[Dataset rows describing interfaces]
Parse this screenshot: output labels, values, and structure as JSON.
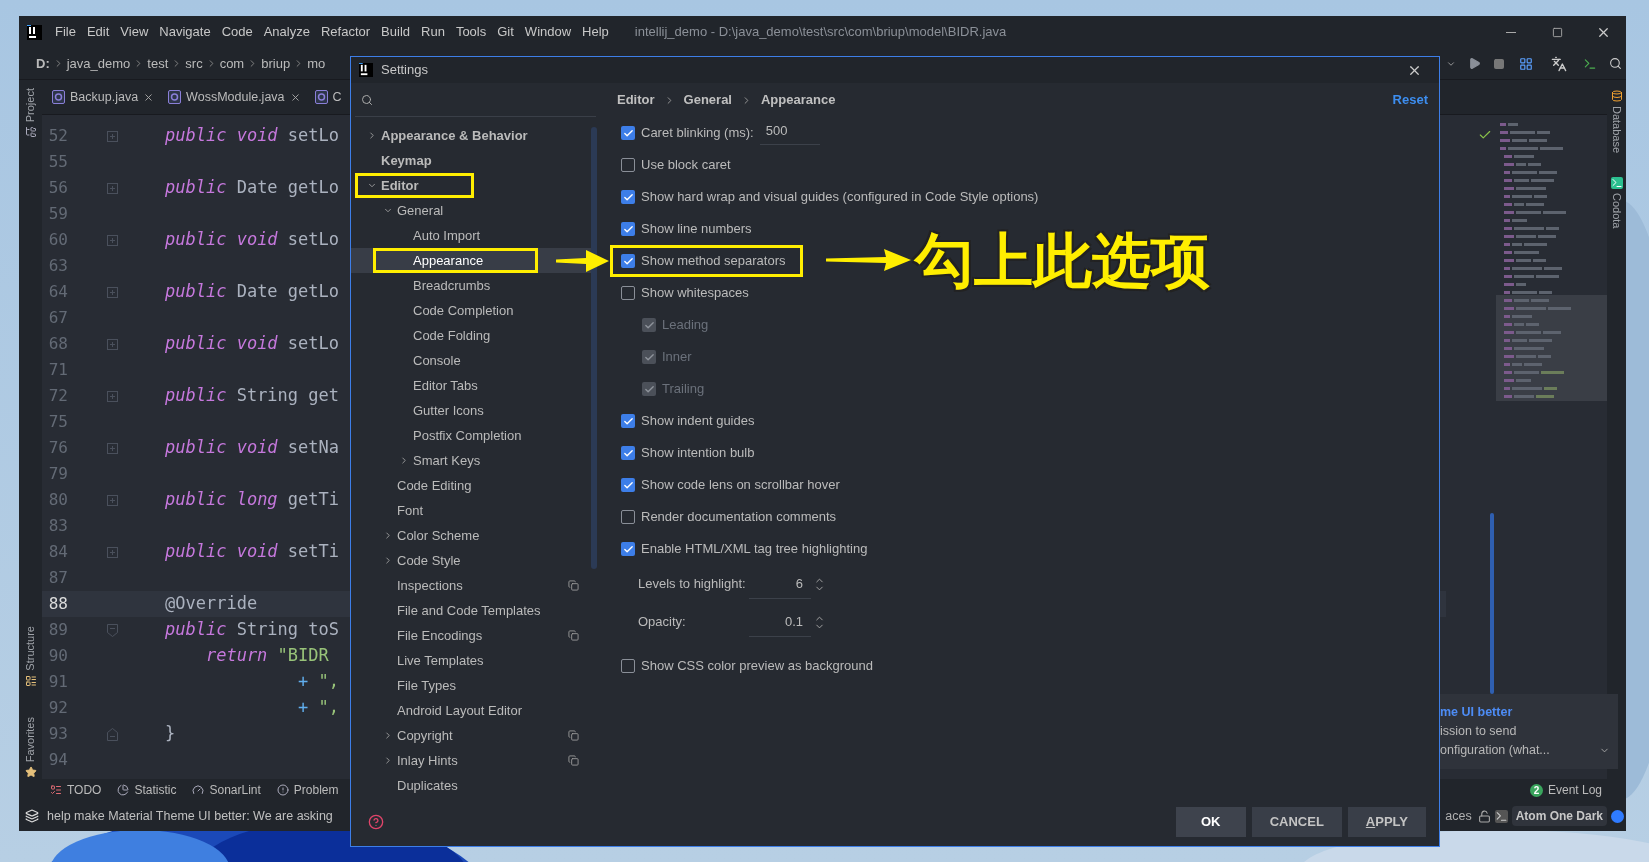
{
  "ide": {
    "title": "intellij_demo - D:\\java_demo\\test\\src\\com\\briup\\model\\BIDR.java",
    "menu": [
      "File",
      "Edit",
      "View",
      "Navigate",
      "Code",
      "Analyze",
      "Refactor",
      "Build",
      "Run",
      "Tools",
      "Git",
      "Window",
      "Help"
    ],
    "breadcrumbs": [
      "D:",
      "java_demo",
      "test",
      "src",
      "com",
      "briup",
      "mo"
    ],
    "tabs": [
      {
        "label": "Backup.java",
        "selected": false,
        "closable": true
      },
      {
        "label": "WossModule.java",
        "selected": false,
        "closable": true
      },
      {
        "label": "C",
        "selected": false,
        "closable": false
      }
    ],
    "left_tools": [
      {
        "label": "Project",
        "kind": "project"
      },
      {
        "label": "Structure",
        "kind": "structure"
      },
      {
        "label": "Favorites",
        "kind": "favorites"
      }
    ],
    "right_tools": [
      {
        "label": "Database",
        "kind": "database"
      },
      {
        "label": "Codota",
        "kind": "codota"
      }
    ],
    "editor": {
      "lines": [
        {
          "number": "52",
          "current": false,
          "fold": {
            "kind": "collapsed"
          },
          "code": [
            {
              "kind": "keyword",
              "text": "public"
            },
            {
              "kind": "keyword",
              "text": " void"
            },
            {
              "kind": "plain",
              "text": " setLo"
            }
          ]
        },
        {
          "number": "55",
          "current": false
        },
        {
          "number": "56",
          "current": false,
          "fold": {
            "kind": "collapsed"
          },
          "code": [
            {
              "kind": "keyword",
              "text": "public"
            },
            {
              "kind": "plain",
              "text": " Date getLo"
            }
          ]
        },
        {
          "number": "59",
          "current": false
        },
        {
          "number": "60",
          "current": false,
          "fold": {
            "kind": "collapsed"
          },
          "code": [
            {
              "kind": "keyword",
              "text": "public"
            },
            {
              "kind": "keyword",
              "text": " void"
            },
            {
              "kind": "plain",
              "text": " setLo"
            }
          ]
        },
        {
          "number": "63",
          "current": false
        },
        {
          "number": "64",
          "current": false,
          "fold": {
            "kind": "collapsed"
          },
          "code": [
            {
              "kind": "keyword",
              "text": "public"
            },
            {
              "kind": "plain",
              "text": " Date getLo"
            }
          ]
        },
        {
          "number": "67",
          "current": false
        },
        {
          "number": "68",
          "current": false,
          "fold": {
            "kind": "collapsed"
          },
          "code": [
            {
              "kind": "keyword",
              "text": "public"
            },
            {
              "kind": "keyword",
              "text": " void"
            },
            {
              "kind": "plain",
              "text": " setLo"
            }
          ]
        },
        {
          "number": "71",
          "current": false
        },
        {
          "number": "72",
          "current": false,
          "fold": {
            "kind": "collapsed"
          },
          "code": [
            {
              "kind": "keyword",
              "text": "public"
            },
            {
              "kind": "plain",
              "text": " String get"
            }
          ]
        },
        {
          "number": "75",
          "current": false
        },
        {
          "number": "76",
          "current": false,
          "fold": {
            "kind": "collapsed"
          },
          "code": [
            {
              "kind": "keyword",
              "text": "public"
            },
            {
              "kind": "keyword",
              "text": " void"
            },
            {
              "kind": "plain",
              "text": " setNa"
            }
          ]
        },
        {
          "number": "79",
          "current": false
        },
        {
          "number": "80",
          "current": false,
          "fold": {
            "kind": "collapsed"
          },
          "code": [
            {
              "kind": "keyword",
              "text": "public"
            },
            {
              "kind": "keyword",
              "text": " long"
            },
            {
              "kind": "plain",
              "text": " getTi"
            }
          ]
        },
        {
          "number": "83",
          "current": false
        },
        {
          "number": "84",
          "current": false,
          "fold": {
            "kind": "collapsed"
          },
          "code": [
            {
              "kind": "keyword",
              "text": "public"
            },
            {
              "kind": "keyword",
              "text": " void"
            },
            {
              "kind": "plain",
              "text": " setTi"
            }
          ]
        },
        {
          "number": "87",
          "current": false
        },
        {
          "number": "88",
          "current": true,
          "code": [
            {
              "kind": "plain",
              "text": "@Override"
            }
          ]
        },
        {
          "number": "89",
          "current": false,
          "fold": {
            "kind": "open"
          },
          "code": [
            {
              "kind": "keyword",
              "text": "public"
            },
            {
              "kind": "plain",
              "text": " String toS"
            }
          ]
        },
        {
          "number": "90",
          "current": false,
          "code": [
            {
              "kind": "keyword",
              "text": "    return"
            },
            {
              "kind": "string",
              "text": " \"BIDR"
            }
          ]
        },
        {
          "number": "91",
          "current": false,
          "code": [
            {
              "kind": "operator",
              "text": "             +"
            },
            {
              "kind": "string",
              "text": " \","
            }
          ]
        },
        {
          "number": "92",
          "current": false,
          "code": [
            {
              "kind": "operator",
              "text": "             +"
            },
            {
              "kind": "string",
              "text": " \","
            }
          ]
        },
        {
          "number": "93",
          "current": false,
          "fold": {
            "kind": "end"
          },
          "code": [
            {
              "kind": "plain",
              "text": "}"
            }
          ]
        },
        {
          "number": "94",
          "current": false
        }
      ]
    },
    "bottom_tools": [
      {
        "label": "TODO",
        "kind": "todo"
      },
      {
        "label": "Statistic",
        "kind": "statistic"
      },
      {
        "label": "SonarLint",
        "kind": "sonar"
      },
      {
        "label": "Problem",
        "kind": "problems"
      }
    ],
    "event_log": {
      "count": "2",
      "label": "Event Log"
    },
    "notification": {
      "title": "me UI better",
      "lines": [
        "ission to send",
        "onfiguration (what..."
      ]
    },
    "status": {
      "message": "help make Material Theme UI better: We are asking",
      "indent": "aces",
      "theme": "Atom One Dark"
    }
  },
  "dialog": {
    "title": "Settings",
    "tree": [
      {
        "label": "Appearance & Behavior",
        "expanded": false,
        "selected": false,
        "highlighted": false,
        "scope_icon": false
      },
      {
        "label": "Keymap",
        "selected": false,
        "highlighted": false,
        "scope_icon": false
      },
      {
        "label": "Editor",
        "expanded": true,
        "selected": false,
        "highlighted": true,
        "scope_icon": false,
        "children": [
          {
            "label": "General",
            "expanded": true,
            "selected": false,
            "highlighted": false,
            "scope_icon": false,
            "children": [
              {
                "label": "Auto Import",
                "selected": false,
                "highlighted": false,
                "scope_icon": false
              },
              {
                "label": "Appearance",
                "selected": true,
                "highlighted": true,
                "scope_icon": false
              },
              {
                "label": "Breadcrumbs",
                "selected": false,
                "highlighted": false,
                "scope_icon": false
              },
              {
                "label": "Code Completion",
                "selected": false,
                "highlighted": false,
                "scope_icon": false
              },
              {
                "label": "Code Folding",
                "selected": false,
                "highlighted": false,
                "scope_icon": false
              },
              {
                "label": "Console",
                "selected": false,
                "highlighted": false,
                "scope_icon": false
              },
              {
                "label": "Editor Tabs",
                "selected": false,
                "highlighted": false,
                "scope_icon": false
              },
              {
                "label": "Gutter Icons",
                "selected": false,
                "highlighted": false,
                "scope_icon": false
              },
              {
                "label": "Postfix Completion",
                "selected": false,
                "highlighted": false,
                "scope_icon": false
              },
              {
                "label": "Smart Keys",
                "expanded": false,
                "selected": false,
                "highlighted": false,
                "scope_icon": false
              }
            ]
          },
          {
            "label": "Code Editing",
            "selected": false,
            "highlighted": false,
            "scope_icon": false
          },
          {
            "label": "Font",
            "selected": false,
            "highlighted": false,
            "scope_icon": false
          },
          {
            "label": "Color Scheme",
            "expanded": false,
            "selected": false,
            "highlighted": false,
            "scope_icon": false
          },
          {
            "label": "Code Style",
            "expanded": false,
            "selected": false,
            "highlighted": false,
            "scope_icon": false
          },
          {
            "label": "Inspections",
            "selected": false,
            "highlighted": false,
            "scope_icon": true
          },
          {
            "label": "File and Code Templates",
            "selected": false,
            "highlighted": false,
            "scope_icon": false
          },
          {
            "label": "File Encodings",
            "selected": false,
            "highlighted": false,
            "scope_icon": true
          },
          {
            "label": "Live Templates",
            "selected": false,
            "highlighted": false,
            "scope_icon": false
          },
          {
            "label": "File Types",
            "selected": false,
            "highlighted": false,
            "scope_icon": false
          },
          {
            "label": "Android Layout Editor",
            "selected": false,
            "highlighted": false,
            "scope_icon": false
          },
          {
            "label": "Copyright",
            "expanded": false,
            "selected": false,
            "highlighted": false,
            "scope_icon": true
          },
          {
            "label": "Inlay Hints",
            "expanded": false,
            "selected": false,
            "highlighted": false,
            "scope_icon": true
          },
          {
            "label": "Duplicates",
            "selected": false,
            "highlighted": false,
            "scope_icon": false
          }
        ]
      }
    ],
    "breadcrumb": [
      "Editor",
      "General",
      "Appearance"
    ],
    "reset": "Reset",
    "options": [
      {
        "kind": "checkbox",
        "label": "Caret blinking (ms):",
        "value": "500",
        "checked": true,
        "disabled": false,
        "highlighted": false
      },
      {
        "kind": "checkbox",
        "label": "Use block caret",
        "checked": false,
        "disabled": false,
        "highlighted": false
      },
      {
        "kind": "checkbox",
        "label": "Show hard wrap and visual guides (configured in Code Style options)",
        "checked": true,
        "disabled": false,
        "highlighted": false
      },
      {
        "kind": "checkbox",
        "label": "Show line numbers",
        "checked": true,
        "disabled": false,
        "highlighted": false
      },
      {
        "kind": "checkbox",
        "label": "Show method separators",
        "checked": true,
        "disabled": false,
        "highlighted": true
      },
      {
        "kind": "checkbox",
        "label": "Show whitespaces",
        "checked": false,
        "disabled": false,
        "highlighted": false,
        "children": [
          {
            "kind": "checkbox",
            "label": "Leading",
            "checked": true,
            "disabled": true,
            "highlighted": false
          },
          {
            "kind": "checkbox",
            "label": "Inner",
            "checked": true,
            "disabled": true,
            "highlighted": false
          },
          {
            "kind": "checkbox",
            "label": "Trailing",
            "checked": true,
            "disabled": true,
            "highlighted": false
          }
        ]
      },
      {
        "kind": "checkbox",
        "label": "Show indent guides",
        "checked": true,
        "disabled": false,
        "highlighted": false
      },
      {
        "kind": "checkbox",
        "label": "Show intention bulb",
        "checked": true,
        "disabled": false,
        "highlighted": false
      },
      {
        "kind": "checkbox",
        "label": "Show code lens on scrollbar hover",
        "checked": true,
        "disabled": false,
        "highlighted": false
      },
      {
        "kind": "checkbox",
        "label": "Render documentation comments",
        "checked": false,
        "disabled": false,
        "highlighted": false
      },
      {
        "kind": "checkbox",
        "label": "Enable HTML/XML tag tree highlighting",
        "checked": true,
        "disabled": false,
        "highlighted": false
      },
      {
        "kind": "spinner",
        "label": "Levels to highlight:",
        "value": "6"
      },
      {
        "kind": "spinner",
        "label": "Opacity:",
        "value": "0.1"
      },
      {
        "kind": "checkbox",
        "label": "Show CSS color preview as background",
        "checked": false,
        "disabled": false,
        "highlighted": false
      }
    ],
    "buttons": [
      {
        "label": "OK",
        "kind": "default",
        "mnemonic": false
      },
      {
        "label": "CANCEL",
        "kind": "normal",
        "mnemonic": false
      },
      {
        "label": "APPLY",
        "kind": "normal",
        "mnemonic": true
      }
    ]
  },
  "annotation": {
    "text": "勾上此选项"
  }
}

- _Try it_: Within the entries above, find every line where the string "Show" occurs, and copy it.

- _Solution_:
        "label": "Show hard wrap and visual guides (configured in Code Style options)",
        "label": "Show line numbers",
        "label": "Show method separators",
        "label": "Show whitespaces",
        "label": "Show indent guides",
        "label": "Show intention bulb",
        "label": "Show code lens on scrollbar hover",
        "label": "Show CSS color preview as background",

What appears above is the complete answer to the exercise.